When my alarm woke me at 05:00, although I still didn’t feel great, I felt well enough to attempt the 50 minute run I should have completed earlier in the week. I promised myself that I’d run at a sensible pace and that I’d immediately stop running if I started to feel unwell. I got dressed, worked through some stretches, went to the loo, made myself drink a glass of water and then headed outside. Unfortunately, my trusty Garmin decided that it didn’t want to function as a GPS. After spending several minutes waiting for it to pick up a signal, I decided to run using it as a stopwatch.Medal and tshirtAlthough the run wasn’t fast or enjoyable, I managed to run for 50 minutes without stopping. According to GB Mapometer I covered about 4.25 miles; for some reason my legs felt like they had covered double that distance. Later on that afternoon I spotted a photo of this year’s Great Birmingham Run medal and t-shirt. It’s good to see that the medal features the Library of Birmingham.

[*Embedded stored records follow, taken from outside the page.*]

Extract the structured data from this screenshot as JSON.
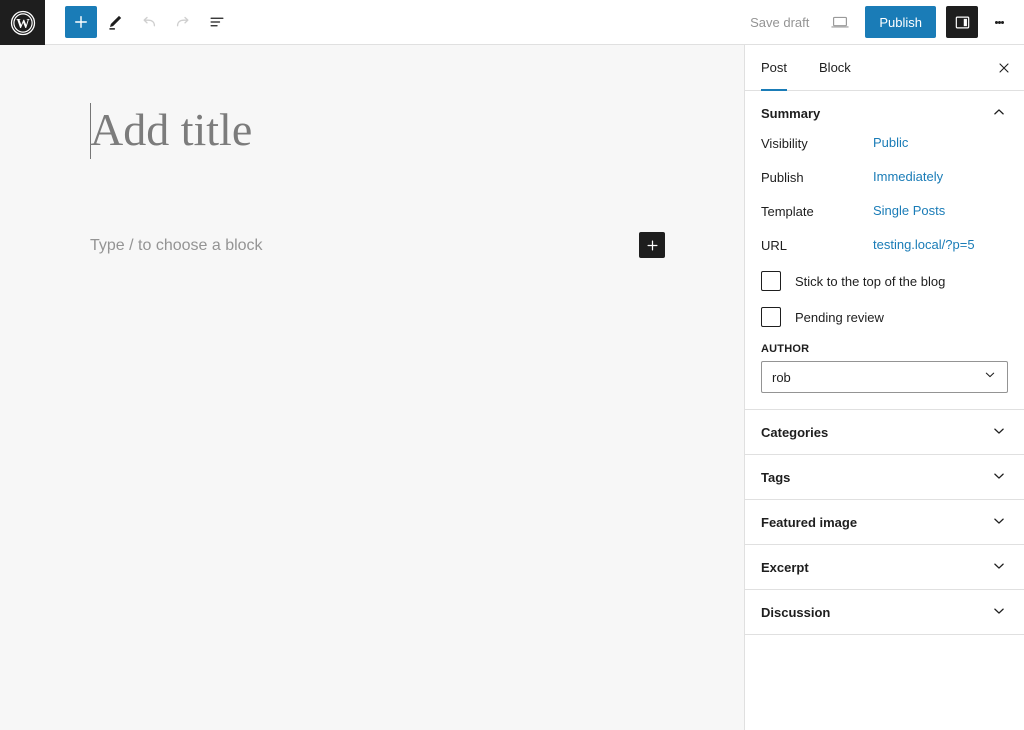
{
  "header": {
    "logo_icon": "wordpress-logo-icon",
    "toolbar_left": [
      {
        "name": "block-inserter-toggle",
        "icon": "plus-icon",
        "label": "Toggle block inserter",
        "state": "active"
      },
      {
        "name": "tools-pen",
        "icon": "pencil-icon",
        "label": "Tools",
        "state": "default"
      },
      {
        "name": "undo",
        "icon": "undo-arrow-icon",
        "label": "Undo",
        "state": "disabled"
      },
      {
        "name": "redo",
        "icon": "redo-arrow-icon",
        "label": "Redo",
        "state": "disabled"
      },
      {
        "name": "document-overview",
        "icon": "list-view-icon",
        "label": "Document Overview",
        "state": "default"
      }
    ],
    "save_draft_label": "Save draft",
    "preview_icon": "laptop-preview-icon",
    "publish_label": "Publish",
    "settings_toggle_icon": "sidebar-panel-icon",
    "more_options_icon": "three-dots-vertical-icon"
  },
  "canvas": {
    "title_placeholder": "Add title",
    "block_placeholder": "Type / to choose a block",
    "inserter_icon": "plus-icon"
  },
  "sidebar": {
    "tabs": [
      {
        "label": "Post",
        "active": true
      },
      {
        "label": "Block",
        "active": false
      }
    ],
    "close_icon": "close-x-icon",
    "summary": {
      "title": "Summary",
      "chevron_icon": "chevron-up-icon",
      "rows": [
        {
          "label": "Visibility",
          "value": "Public"
        },
        {
          "label": "Publish",
          "value": "Immediately"
        },
        {
          "label": "Template",
          "value": "Single Posts"
        },
        {
          "label": "URL",
          "value": "testing.local/?p=5"
        }
      ],
      "checkboxes": [
        {
          "label": "Stick to the top of the blog",
          "checked": false
        },
        {
          "label": "Pending review",
          "checked": false
        }
      ],
      "author_label": "AUTHOR",
      "author_value": "rob",
      "author_arrow_icon": "chevron-down-icon"
    },
    "panels": [
      {
        "label": "Categories",
        "chevron_icon": "chevron-down-icon"
      },
      {
        "label": "Tags",
        "chevron_icon": "chevron-down-icon"
      },
      {
        "label": "Featured image",
        "chevron_icon": "chevron-down-icon"
      },
      {
        "label": "Excerpt",
        "chevron_icon": "chevron-down-icon"
      },
      {
        "label": "Discussion",
        "chevron_icon": "chevron-down-icon"
      }
    ]
  },
  "colors": {
    "accent_blue": "#1a7cb7",
    "link_blue": "#1a7cb7",
    "dark": "#1e1e1e",
    "canvas_bg": "#f7f7f7",
    "border": "#e0e0e0",
    "muted_text": "#949494"
  }
}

Saturday – 15 mins easy jog

Although I completed a 15 minute jog, I’m not sure exactly how far I managed to run as my Garmin died five minutes into the run. I think I managed to cover roughly 1.3 miles. The rest of my Saturday was incredibly mundane. I spent a couple of hours catching up on housework and washing, please could someone invent a self-cleaning house and clothes? Once I’d completed my chores, I spent an entertaining hour attempting to work through a selection of Jasyoga 5-minute reset videos. I’m so useless at yoga, I felt less relaxed when I’d finished than when I’d started. I spent the evening watching the Berlin Marathon – yes I’m a few weeks behind – with an ice pack balanced on my knee. Not the most exciting Saturday night.

Sunday – 60 mins comfortable pace

When my alarm kindly woke me at 06:00, I was relieved that I finally felt normal again. I dragged myself out of bed, got dressed, went to the loo, drank a couple of glasses of water, left my Garmin searching for satellites on the door step and then spent 30 minutes working through a selection of PF stretches. I headed out the door and discovered that my Garmin was still trying to remember how to function as a GPS. After three failed attempts at GPSing, I think it’s time for me to accept that Geoffrey the Garmin may well have reached the end of his life.

I decided to use my Garmin as a stopwatch again and headed out into the dark. As the training plan recommended I ran at a comfortable pace, I made a concerted effort to maintain a sensible pace. I was reminded just how rubbish I am at pacing myself and how reliant I have become on my Garmin. Running without a GPS was quite tricky and I’m sure my pacing was erratic. I spent an enjoyable 60 minutes pounding the pavements of Four Oaks and felt pretty good when I reached the end of the run. I’m such a geek, as soon as I got home I worked out I’d covered approximately 5.35 miles.

So that’s the fifteenth week of my half marathon training not exactly completed. The excuses and reasons for not running started to get a little repetitive. While I don’t think it was a successful week, I’m over the moon I managed to run for 50 minutes on Friday morning and for an hour yesterday. I just hope that the training runs I missed don’t come back to haunt me during the half marathon.

Next week’s training schedule – the ‘taper and race week’ – contains three training runs and then the Great Birmingham Run on Sunday. I don’t feel ready! I’ve got to complete a 20 minute recovery run later on today. I’ve then got to complete a comfortable (whatever that means) 40 minute run on Wednesday and an easy 10-15 minute run on Saturday. The training plan recommends that I test out my race outfit on Saturday. As I don’t fancy starting my half marathon wearing smelly running gear, I’ll be ignoring this particular recommendation.

I’ve got everything crossed that I avoid picking up a delayed dose of Freshers’ Flu and that my head continues to behave itself.

Training totals

  • Runs: 44
  • Time 22 hours 50 mins
  • Distance: 124.24 miles

 Races/time trials

  • 5 km: 32:49
  • 10 km: 66:52

 Niggleometer

  • Right heel: 2/10
  • Right knee: 2/10
  • Left foot: 2/10